WHAT IS BEING ASKED - Only the number is needed. Please count the lines below in which the word "name" occurs.

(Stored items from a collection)
***

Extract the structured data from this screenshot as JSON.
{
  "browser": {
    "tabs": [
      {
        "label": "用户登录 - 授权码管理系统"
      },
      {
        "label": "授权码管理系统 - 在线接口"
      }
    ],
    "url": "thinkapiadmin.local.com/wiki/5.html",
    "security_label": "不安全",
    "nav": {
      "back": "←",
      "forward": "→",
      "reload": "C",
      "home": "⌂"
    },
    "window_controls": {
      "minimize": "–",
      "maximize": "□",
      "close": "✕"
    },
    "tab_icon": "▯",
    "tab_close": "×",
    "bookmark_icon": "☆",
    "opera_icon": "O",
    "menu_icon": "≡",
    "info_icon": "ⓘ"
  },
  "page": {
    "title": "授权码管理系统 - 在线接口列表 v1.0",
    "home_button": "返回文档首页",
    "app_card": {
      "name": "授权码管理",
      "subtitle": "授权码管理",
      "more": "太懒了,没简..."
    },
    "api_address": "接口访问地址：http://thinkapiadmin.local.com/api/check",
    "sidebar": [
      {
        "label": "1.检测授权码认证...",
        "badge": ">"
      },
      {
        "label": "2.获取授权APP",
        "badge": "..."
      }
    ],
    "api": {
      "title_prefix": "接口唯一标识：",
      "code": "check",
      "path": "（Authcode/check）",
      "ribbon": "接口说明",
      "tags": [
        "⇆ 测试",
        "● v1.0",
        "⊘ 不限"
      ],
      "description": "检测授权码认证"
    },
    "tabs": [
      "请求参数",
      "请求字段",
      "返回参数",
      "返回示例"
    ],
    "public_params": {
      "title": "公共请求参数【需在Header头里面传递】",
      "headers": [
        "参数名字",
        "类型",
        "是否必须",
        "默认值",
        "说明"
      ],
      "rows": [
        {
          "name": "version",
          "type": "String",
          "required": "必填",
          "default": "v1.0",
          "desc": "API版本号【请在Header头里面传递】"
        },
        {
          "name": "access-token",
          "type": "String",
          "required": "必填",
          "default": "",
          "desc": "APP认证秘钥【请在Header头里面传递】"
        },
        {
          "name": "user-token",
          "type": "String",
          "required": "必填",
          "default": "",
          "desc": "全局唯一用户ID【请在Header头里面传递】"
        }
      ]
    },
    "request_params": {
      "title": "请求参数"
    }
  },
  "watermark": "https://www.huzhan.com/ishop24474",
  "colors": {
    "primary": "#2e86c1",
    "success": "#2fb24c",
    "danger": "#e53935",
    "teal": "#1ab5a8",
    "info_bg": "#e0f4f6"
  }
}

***

YOUR RESPONSE - 4